[Items listed in a dataset]
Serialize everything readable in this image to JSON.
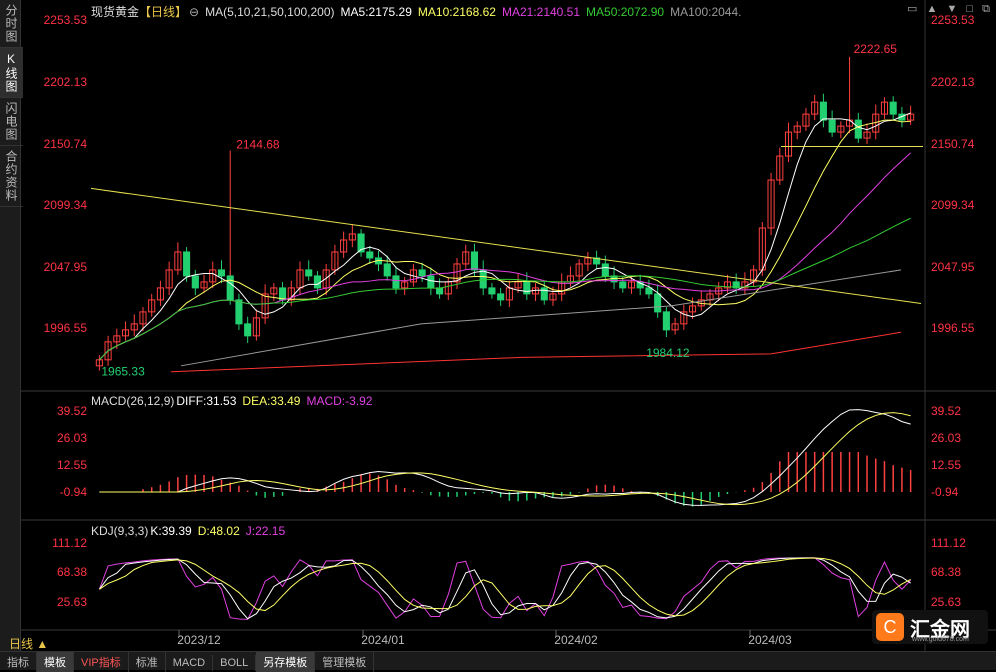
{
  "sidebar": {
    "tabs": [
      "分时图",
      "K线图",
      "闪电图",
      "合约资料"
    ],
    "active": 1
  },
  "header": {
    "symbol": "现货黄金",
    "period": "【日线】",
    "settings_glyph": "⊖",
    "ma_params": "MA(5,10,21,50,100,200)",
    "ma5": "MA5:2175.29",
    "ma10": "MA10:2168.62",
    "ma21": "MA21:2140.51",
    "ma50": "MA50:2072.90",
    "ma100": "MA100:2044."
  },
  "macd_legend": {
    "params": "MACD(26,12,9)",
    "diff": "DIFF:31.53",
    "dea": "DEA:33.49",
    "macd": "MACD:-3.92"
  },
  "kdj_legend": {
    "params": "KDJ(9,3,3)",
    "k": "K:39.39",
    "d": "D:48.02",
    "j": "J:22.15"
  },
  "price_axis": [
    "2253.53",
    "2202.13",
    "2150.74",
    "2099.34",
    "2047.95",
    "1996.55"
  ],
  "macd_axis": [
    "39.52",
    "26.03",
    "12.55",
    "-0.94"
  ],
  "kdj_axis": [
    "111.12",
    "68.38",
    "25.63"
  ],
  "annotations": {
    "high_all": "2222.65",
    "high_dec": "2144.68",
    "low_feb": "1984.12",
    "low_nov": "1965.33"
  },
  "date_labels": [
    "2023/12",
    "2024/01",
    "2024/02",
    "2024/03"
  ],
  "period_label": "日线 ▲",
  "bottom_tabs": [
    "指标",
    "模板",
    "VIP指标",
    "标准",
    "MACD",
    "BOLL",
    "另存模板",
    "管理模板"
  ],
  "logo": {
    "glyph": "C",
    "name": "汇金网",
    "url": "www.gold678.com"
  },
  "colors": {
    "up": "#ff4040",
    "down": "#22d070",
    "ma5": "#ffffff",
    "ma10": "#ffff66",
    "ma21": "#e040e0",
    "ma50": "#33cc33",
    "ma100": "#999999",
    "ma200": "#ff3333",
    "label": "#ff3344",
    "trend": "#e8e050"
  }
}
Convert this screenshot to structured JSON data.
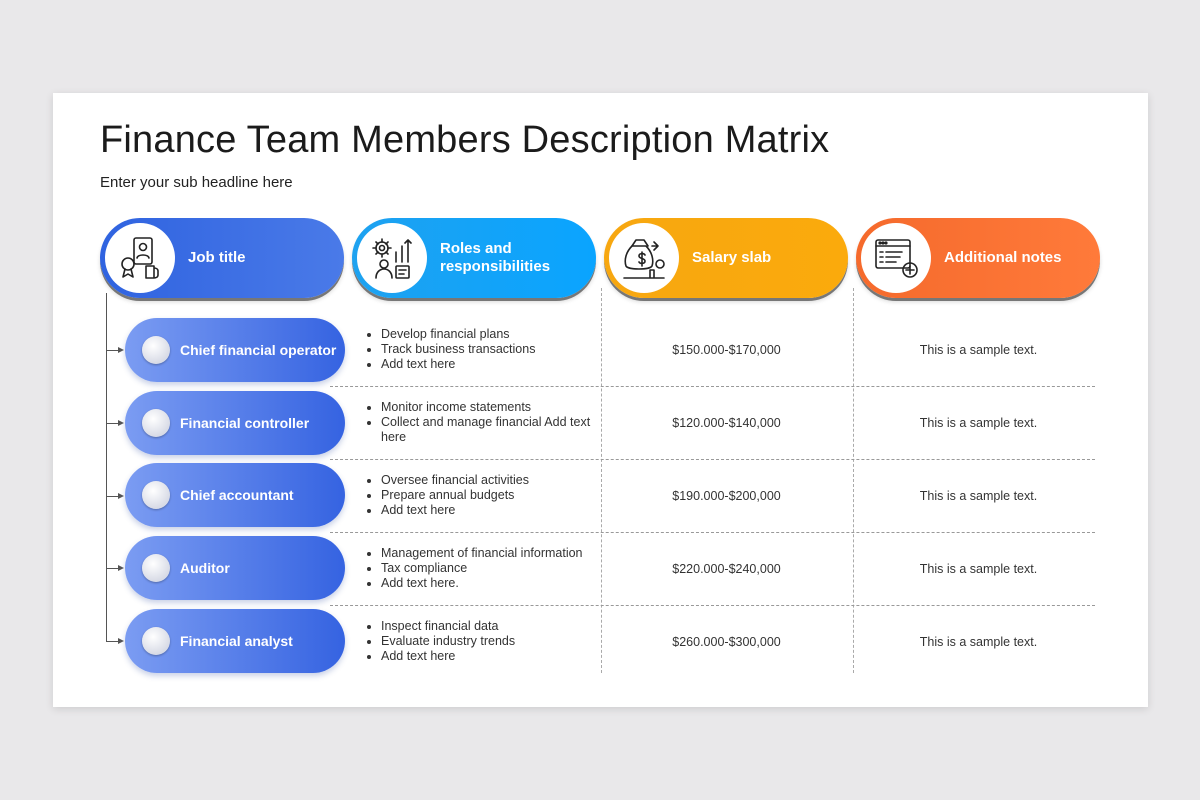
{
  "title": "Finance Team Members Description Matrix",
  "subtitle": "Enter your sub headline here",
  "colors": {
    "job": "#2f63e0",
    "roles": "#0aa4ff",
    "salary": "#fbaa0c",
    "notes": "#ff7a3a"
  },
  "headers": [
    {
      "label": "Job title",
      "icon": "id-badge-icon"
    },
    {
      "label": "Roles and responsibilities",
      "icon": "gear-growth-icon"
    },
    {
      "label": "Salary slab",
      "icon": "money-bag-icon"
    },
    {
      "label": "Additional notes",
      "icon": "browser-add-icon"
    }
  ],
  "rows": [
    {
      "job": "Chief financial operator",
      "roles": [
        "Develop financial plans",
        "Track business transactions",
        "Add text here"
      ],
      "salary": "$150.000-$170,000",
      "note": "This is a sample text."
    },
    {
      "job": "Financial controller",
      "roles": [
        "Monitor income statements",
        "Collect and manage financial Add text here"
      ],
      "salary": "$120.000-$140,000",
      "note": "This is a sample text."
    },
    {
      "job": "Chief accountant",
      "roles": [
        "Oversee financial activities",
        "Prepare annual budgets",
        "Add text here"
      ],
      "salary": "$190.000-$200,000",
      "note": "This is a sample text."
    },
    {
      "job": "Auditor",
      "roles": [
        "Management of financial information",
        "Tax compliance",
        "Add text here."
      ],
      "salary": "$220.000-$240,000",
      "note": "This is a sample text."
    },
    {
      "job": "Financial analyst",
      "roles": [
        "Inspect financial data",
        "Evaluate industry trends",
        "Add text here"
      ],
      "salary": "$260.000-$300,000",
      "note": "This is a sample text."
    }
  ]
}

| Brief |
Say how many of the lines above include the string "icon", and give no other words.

| Answer to this task |
4